> _Extracted material_
-*-

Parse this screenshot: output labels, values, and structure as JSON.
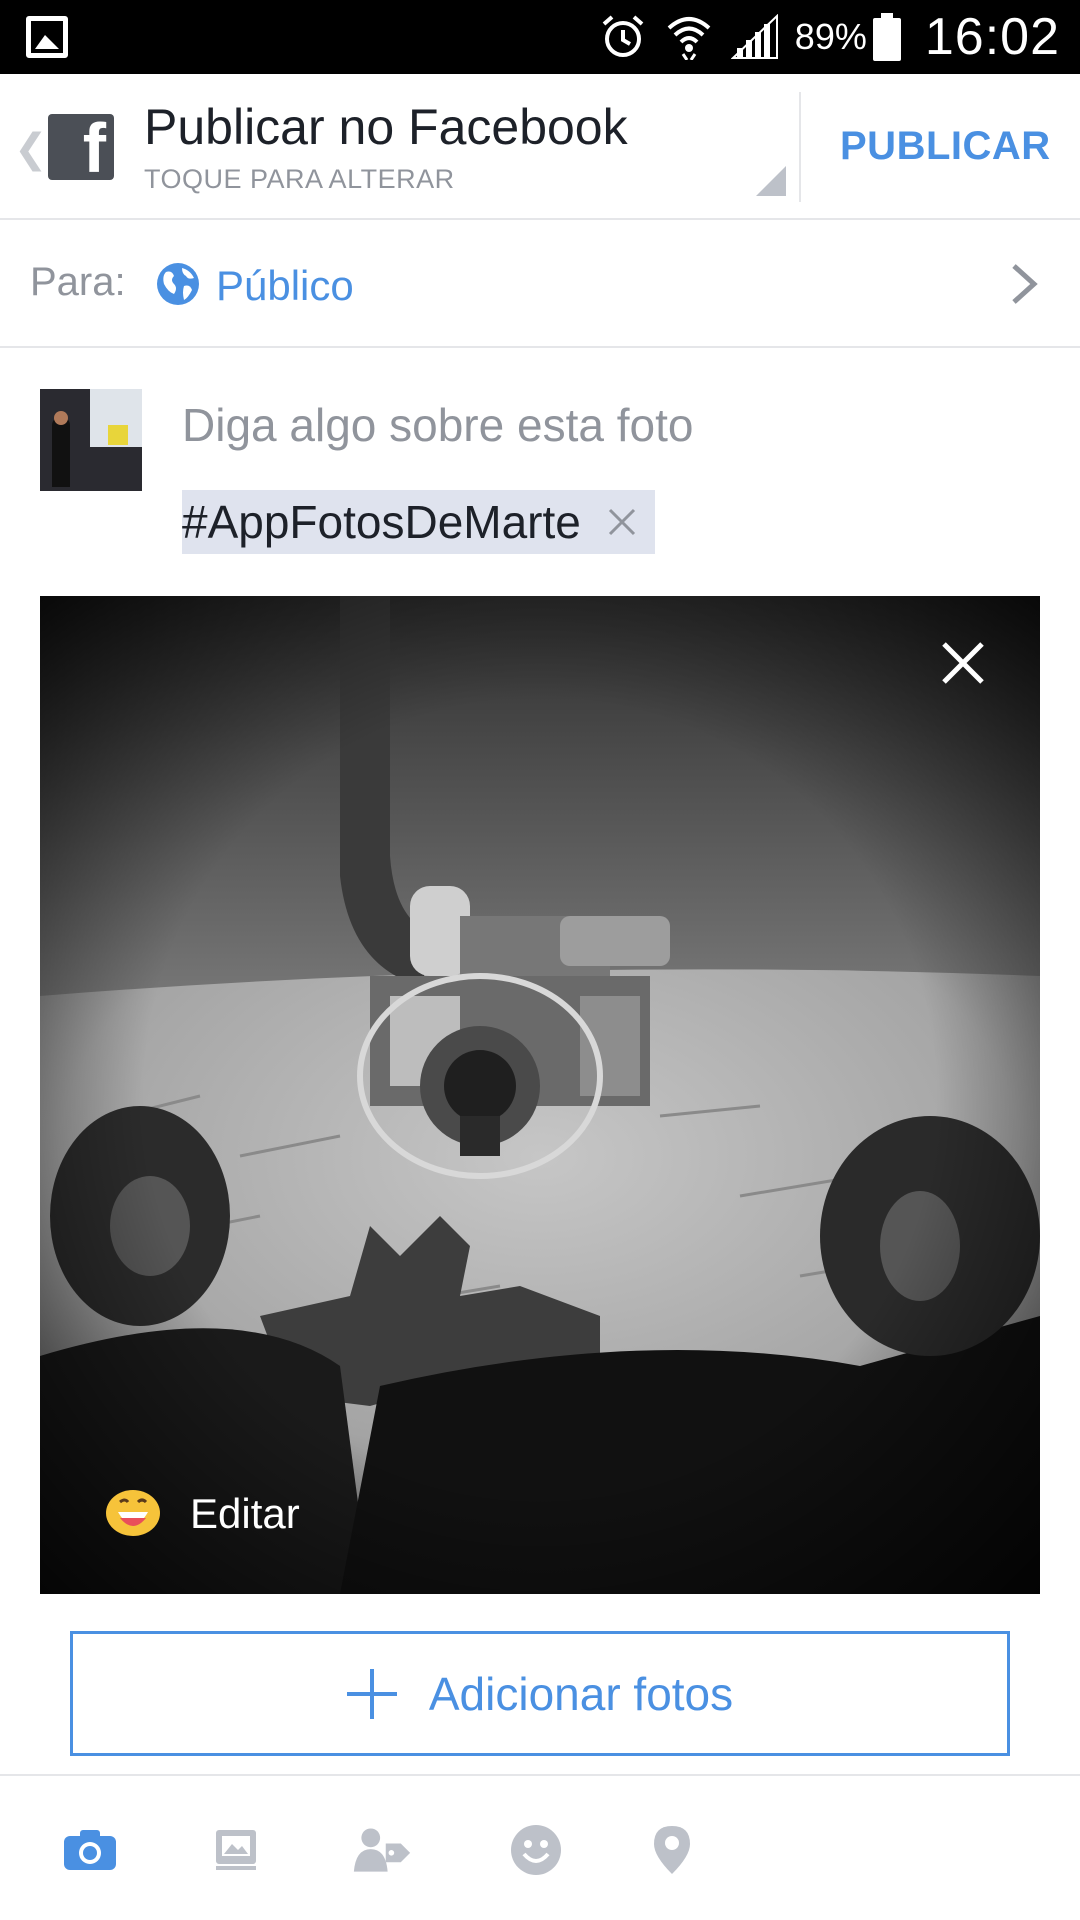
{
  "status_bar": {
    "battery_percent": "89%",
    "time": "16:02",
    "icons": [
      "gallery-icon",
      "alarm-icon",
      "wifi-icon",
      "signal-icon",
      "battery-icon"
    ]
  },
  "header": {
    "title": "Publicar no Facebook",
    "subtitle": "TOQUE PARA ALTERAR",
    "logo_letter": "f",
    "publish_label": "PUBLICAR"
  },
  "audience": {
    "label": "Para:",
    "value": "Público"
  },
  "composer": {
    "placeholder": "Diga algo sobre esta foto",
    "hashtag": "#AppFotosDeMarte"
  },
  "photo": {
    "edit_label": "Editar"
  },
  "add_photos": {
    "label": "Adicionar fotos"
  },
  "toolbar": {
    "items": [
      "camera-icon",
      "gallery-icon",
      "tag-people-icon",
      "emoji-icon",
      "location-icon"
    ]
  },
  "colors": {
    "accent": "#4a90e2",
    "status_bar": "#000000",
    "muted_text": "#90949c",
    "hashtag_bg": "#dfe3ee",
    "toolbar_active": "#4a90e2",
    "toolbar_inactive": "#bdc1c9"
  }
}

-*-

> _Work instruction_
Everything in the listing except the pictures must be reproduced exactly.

> _Written response_
Parse this screenshot: output labels, values, and structure as JSON.
{
  "status_bar": {
    "battery_percent": "89%",
    "time": "16:02",
    "icons": [
      "gallery-icon",
      "alarm-icon",
      "wifi-icon",
      "signal-icon",
      "battery-icon"
    ]
  },
  "header": {
    "title": "Publicar no Facebook",
    "subtitle": "TOQUE PARA ALTERAR",
    "logo_letter": "f",
    "publish_label": "PUBLICAR"
  },
  "audience": {
    "label": "Para:",
    "value": "Público"
  },
  "composer": {
    "placeholder": "Diga algo sobre esta foto",
    "hashtag": "#AppFotosDeMarte"
  },
  "photo": {
    "edit_label": "Editar"
  },
  "add_photos": {
    "label": "Adicionar fotos"
  },
  "toolbar": {
    "items": [
      "camera-icon",
      "gallery-icon",
      "tag-people-icon",
      "emoji-icon",
      "location-icon"
    ]
  },
  "colors": {
    "accent": "#4a90e2",
    "status_bar": "#000000",
    "muted_text": "#90949c",
    "hashtag_bg": "#dfe3ee",
    "toolbar_active": "#4a90e2",
    "toolbar_inactive": "#bdc1c9"
  }
}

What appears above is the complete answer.